We read with interest the article by Qureshi et al.,[1] who reported that several clinical, hemodynamic, and laboratory parameters predict systolic or diastolic heart failure (HF) in the period after liver transplantation. The authors also showed that HF is a common medical problem and increases mortality in liver transplant recipients. Although the recognition of HF predictors could be clinically useful, cases of early-onset HF (≤30 days after transplantation) should be analyzed apart from cases of late-onset HF (>30 days after transplantation).

Early-onset HF directly reflects surgically related stress to the myocardium or hemodynamic changes, whereas late-onset HF is commonly associated with an increased prevalence of metabolic syndrome and coronary artery disease. In the perioperative period of noncardiac surgery, stress-related cardiomyopathy (Takotsubo cardiomyopathy) is a diagnosis that cannot be missed as a cause of systolic HF. We previously reported the occurrence of HF after liver transplantation in 2 patients who had cardiogenic shock and myocardial dysfunction.[2] In both cases, echocardiography showed the typical aspect of Takotsubo cardiomyopathy without evidence of coronary artery disease. Early-onset HF may also be associated with conditions with decreased myocardial reserve, such as cirrhotic cardiomyopathy, in which a blunted response to stress results in HF when patients are exposed to fluid overload, cardiac-depressant drugs, or anemia.

There is growing evidence that cardiovascular risk factors and metabolic syndrome play important roles in the late follow-up of liver transplantation[3] and account for a high prevalence of cardiovascular disease (especially late-onset HF) secondary to high blood pressure and coronary heart disease.

Because early-onset HF and late-onset HF have different etiologies and pathogenic backgrounds, they should be considered distinct groups. Thus, it is likely that clinical predictors of new-onset HF after liver transplantation are not the same for early and late forms of HF.

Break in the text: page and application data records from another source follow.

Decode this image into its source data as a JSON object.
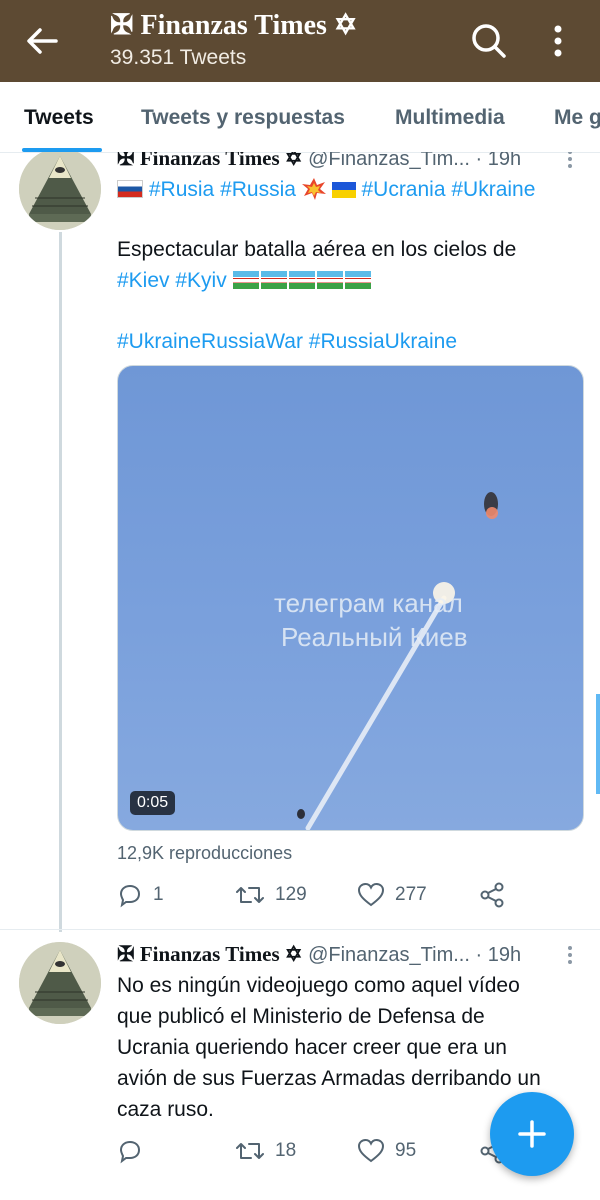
{
  "header": {
    "title": "✠ Finanzas Times ✡",
    "tweet_count": "39.351 Tweets",
    "back_icon": "arrow-left-icon",
    "search_icon": "search-icon",
    "more_icon": "kebab-menu-icon"
  },
  "tabs": [
    {
      "label": "Tweets",
      "active": true
    },
    {
      "label": "Tweets y respuestas",
      "active": false
    },
    {
      "label": "Multimedia",
      "active": false
    },
    {
      "label": "Me g",
      "active": false
    }
  ],
  "tweets": [
    {
      "name": "✠ Finanzas Times ✡",
      "handle": "@Finanzas_Tim...",
      "time": "· 19h",
      "line1_hashtags": [
        "#Rusia",
        "#Russia",
        "#Ucrania",
        "#Ukraine"
      ],
      "line2": "Espectacular batalla aérea en los cielos de",
      "line3_hashtags": [
        "#Kiev",
        "#Kyiv"
      ],
      "line4_hashtags": [
        "#UkraineRussiaWar",
        "#RussiaUkraine"
      ],
      "media": {
        "overlay_line1": "телеграм канал",
        "overlay_line2": "Реальный Киев",
        "duration": "0:05"
      },
      "views": "12,9K reproducciones",
      "replies": "1",
      "retweets": "129",
      "likes": "277"
    },
    {
      "name": "✠ Finanzas Times ✡",
      "handle": "@Finanzas_Tim...",
      "time": "· 19h",
      "text_lines": [
        "No es ningún videojuego como aquel vídeo",
        "que publicó el Ministerio de Defensa de",
        "Ucrania queriendo hacer creer que era un",
        "avión de sus Fuerzas Armadas derribando un",
        "caza ruso."
      ],
      "replies": "",
      "retweets": "18",
      "likes": "95"
    }
  ],
  "colors": {
    "header_bg": "#5d4a33",
    "accent": "#1d9bf0",
    "muted": "#536471"
  }
}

  • Odilson M. Silvestre, M.D.1

  • Alberto Q. Farias, M.D.2

  • Fernando Bacal, M.D.1

  • Departments of 1Cardiology and 2Gastroenterology

  • University of São Paulo School of Medicine

  • São Paulo, Brazil